My children and I are privileged. On every level. There is no doubt about it. Because we have a roof over our heads that we can afford to pay for, because we know where not just the next meal, but the one after that and the one after that are coming from, and because we can turn the heating up when there’s an unexpected cold snap, we are more privileged than many. And I don’t just mean those children fleeing war or who have lost their families, but many in our country, our city, or our town. And yet. And yet.

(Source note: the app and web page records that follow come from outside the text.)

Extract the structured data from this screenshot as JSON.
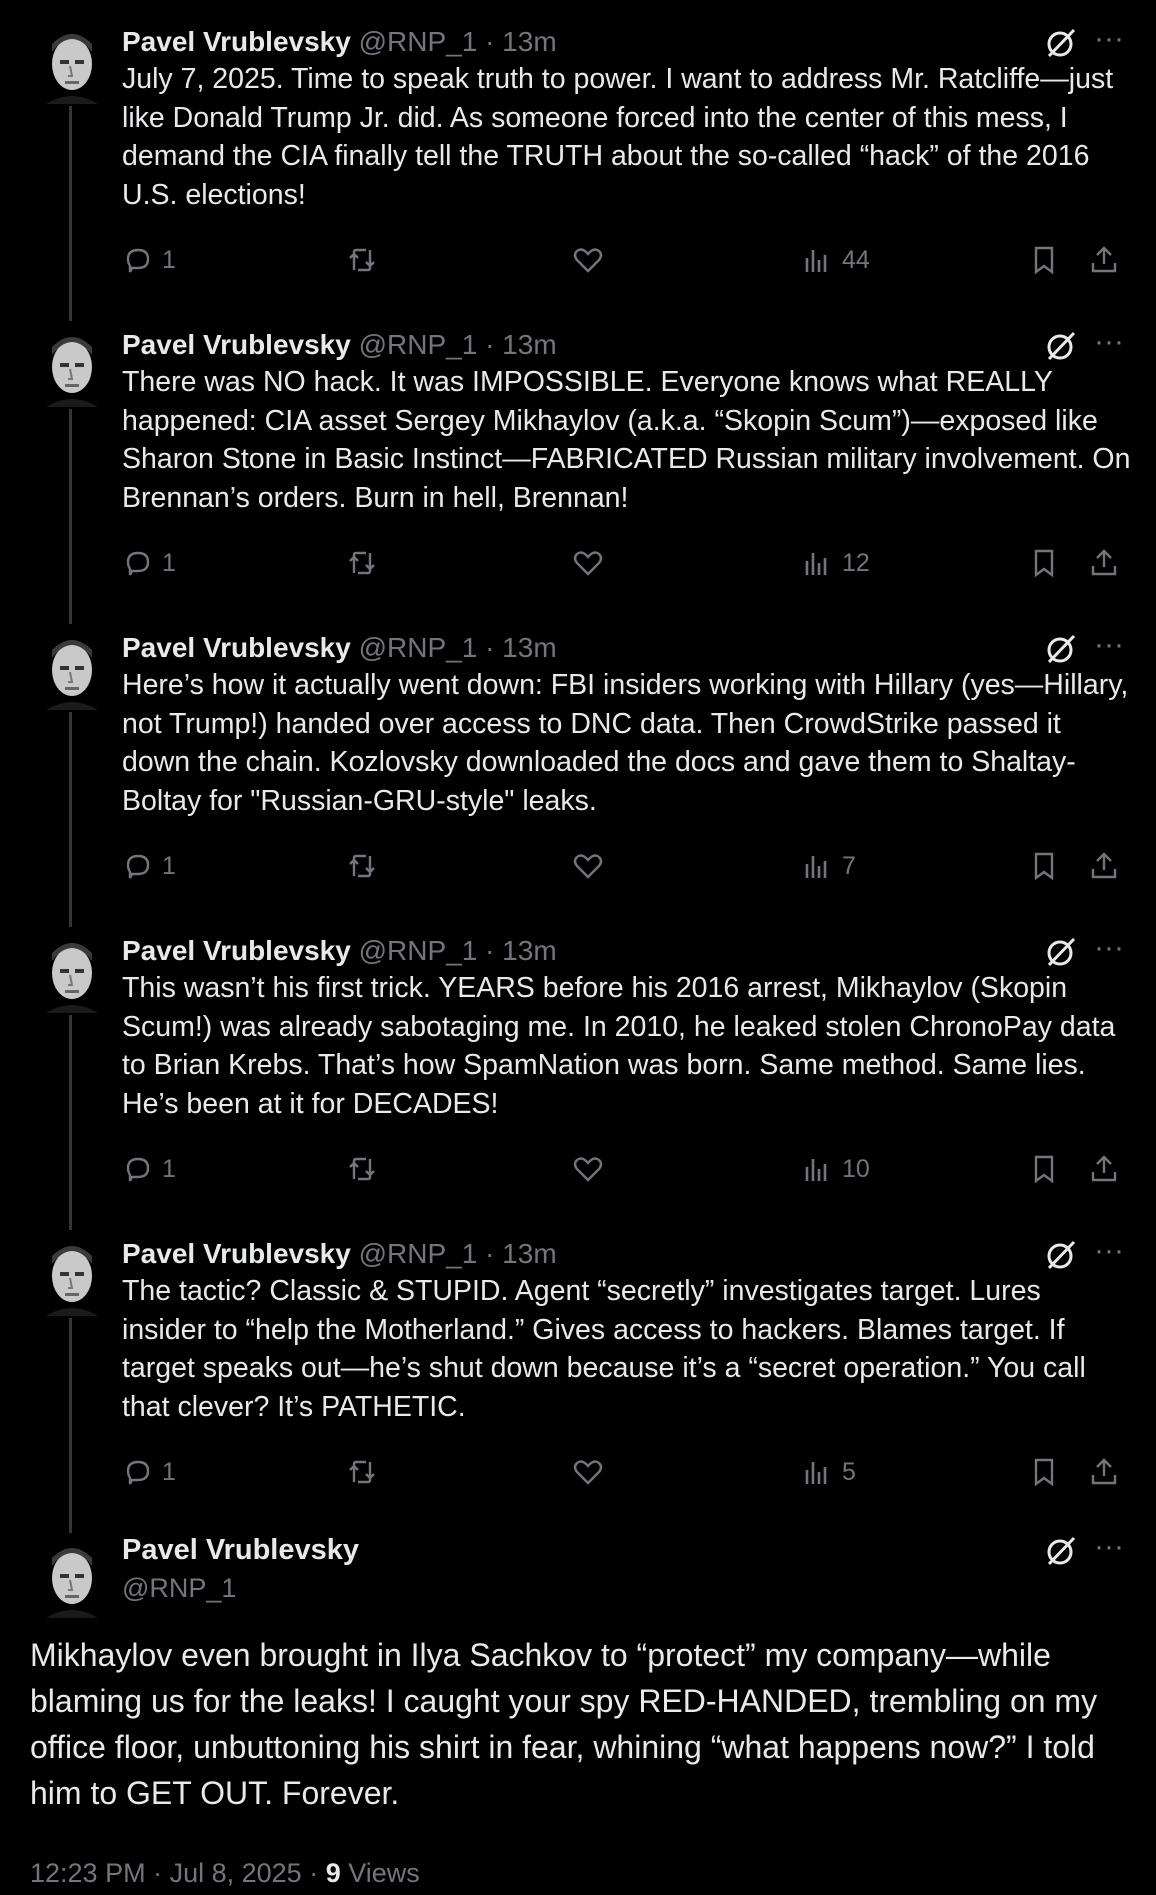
{
  "tweets": [
    {
      "name": "Pavel Vrublevsky",
      "handle": "@RNP_1",
      "time": "· 13m",
      "text": "July 7, 2025. Time to speak truth to power. I want to address Mr. Ratcliffe—just like Donald Trump Jr. did. As someone forced into the center of this mess, I demand the CIA finally tell the TRUTH about the so-called “hack” of the 2016 U.S. elections!",
      "replies": "1",
      "views": "44"
    },
    {
      "name": "Pavel Vrublevsky",
      "handle": "@RNP_1",
      "time": "· 13m",
      "text": "There was NO hack. It was IMPOSSIBLE. Everyone knows what REALLY happened: CIA asset Sergey Mikhaylov (a.k.a. “Skopin Scum”)—exposed like Sharon Stone in Basic Instinct—FABRICATED Russian military involvement. On Brennan’s orders. Burn in hell, Brennan!",
      "replies": "1",
      "views": "12"
    },
    {
      "name": "Pavel Vrublevsky",
      "handle": "@RNP_1",
      "time": "· 13m",
      "text": "Here’s how it actually went down: FBI insiders working with Hillary (yes—Hillary, not Trump!) handed over access to DNC data. Then CrowdStrike passed it down the chain. Kozlovsky downloaded the docs and gave them to Shaltay-Boltay for \"Russian-GRU-style\" leaks.",
      "replies": "1",
      "views": "7"
    },
    {
      "name": "Pavel Vrublevsky",
      "handle": "@RNP_1",
      "time": "· 13m",
      "text": "This wasn’t his first trick. YEARS before his 2016 arrest, Mikhaylov (Skopin Scum!) was already sabotaging me. In 2010, he leaked stolen ChronoPay data to Brian Krebs. That’s how SpamNation was born. Same method. Same lies. He’s been at it for DECADES!",
      "replies": "1",
      "views": "10"
    },
    {
      "name": "Pavel Vrublevsky",
      "handle": "@RNP_1",
      "time": "· 13m",
      "text": "The tactic? Classic & STUPID. Agent “secretly” investigates target. Lures insider to “help the Motherland.” Gives access to hackers. Blames target. If target speaks out—he’s shut down because it’s a “secret operation.” You call that clever? It’s PATHETIC.",
      "replies": "1",
      "views": "5"
    }
  ],
  "main_tweet": {
    "name": "Pavel Vrublevsky",
    "handle": "@RNP_1",
    "text": "Mikhaylov even brought in Ilya Sachkov to “protect” my company—while blaming us for the leaks! I caught your spy RED-HANDED, trembling on my office floor, unbuttoning his shirt in fear, whining “what happens now?” I told him to GET OUT. Forever.",
    "time": "12:23 PM",
    "date": "Jul 8, 2025",
    "views_count": "9",
    "views_label": "Views"
  },
  "ui": {
    "more_glyph": "···",
    "separator": " · "
  },
  "colors": {
    "background": "#000000",
    "text": "#e7e9ea",
    "muted": "#71767b",
    "line": "#333639"
  }
}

I read somewhere once that you are only as happy as your unhappiest child. And just now I have an unhappy child. A child who feels that nothing is going right for them, who feels there is pressure, who struggles sometimes in their social network. A child. One who is too young for this. A child who says that sometimes life is so hard they wish they could just hide away from it all. So no matter how good my life, no matter how well my other children are or are doing, I too am unhappy. I’d go through the pain of childbirth every day to take that pain away.
I was lucky to be a relatively successful child. I sailed through most things. I was disliked by some of the nastier kids in the neighbourhood, but I managed to avoid them, mostly. I thank my lucky stars I wasn’t bullied because I was a prime target for it (nice, timid, studious, spectacle-wearing), but I came through school largely unscathed. It was in young adulthood that the realities of the world hit me. When I realised that, hmm, life was tough. That it wasn’t all going to be plain sailing. That life wasn’t fair. And I was powerless to do anything about much of life’s injustice. It was only later I learned all I could do about it was just to be the best that I could be.
Mental nd emotional wellbeing have been a lifelong challenge for me, as for many people I know (most?). I admire and am fascinated by people who have a natural positive outlook, that sunny disposition, and I wish I knew how to get it. No. I wish I knew how to get it for my child. My question is, is it better for children to learn when they’re young that life is not fair and you just have to make the best of it? Does disappointment and heartache when you’re young help to build resilience when you’re older? I sometimes wonder whether a bit of disappointment, a reality check, when I was a kid, might have helped me cope better with it in adulthood. But maybe not.
More recently, I’ve learned how focusing on gratitude can help to build resilience and a positive mindset, so I practice this every day. And I know I have so much to be grateful for. Just recently I heard a single mother on the radio talking about the pain of having to put her severely disabled 12-year old into care because she could no longer cope. And, again, I thank my lucky stars, my guardian angels, or whatever force in the world is out there looking after me and mine, that I have a healthy, stable family. That said, the least empathic thing you can say to someone who is feeling low is to invite them to think of all the people who are worse off than they are.
I also read somewhere once that you get the children you need; maybe that divine force out there has gifted my children to me because I have within me the love to support and care for them, when unhappiness strikes. But today I feel ill-equipped and today I feel as unhappy as my unhappiest child.
“Happiness, not in another place but this place, not for another hour but this hour”
As ever, I look to my books for help. The above quote from Walt Whitman is a call to embrace joy in the here and now, and is one of the techniques for being happy listed in a little volume I picked up in a bargain bookshop a while ago. A little book I keep to hand for times like this – How to be Happy by Anna Barnes.
I don’t think Whitman will mean much to my child at this point, but perhaps my job as a parent is to try and pass on some of my own hard-earned resilience to my child, who is still maturing, still growing, still learning.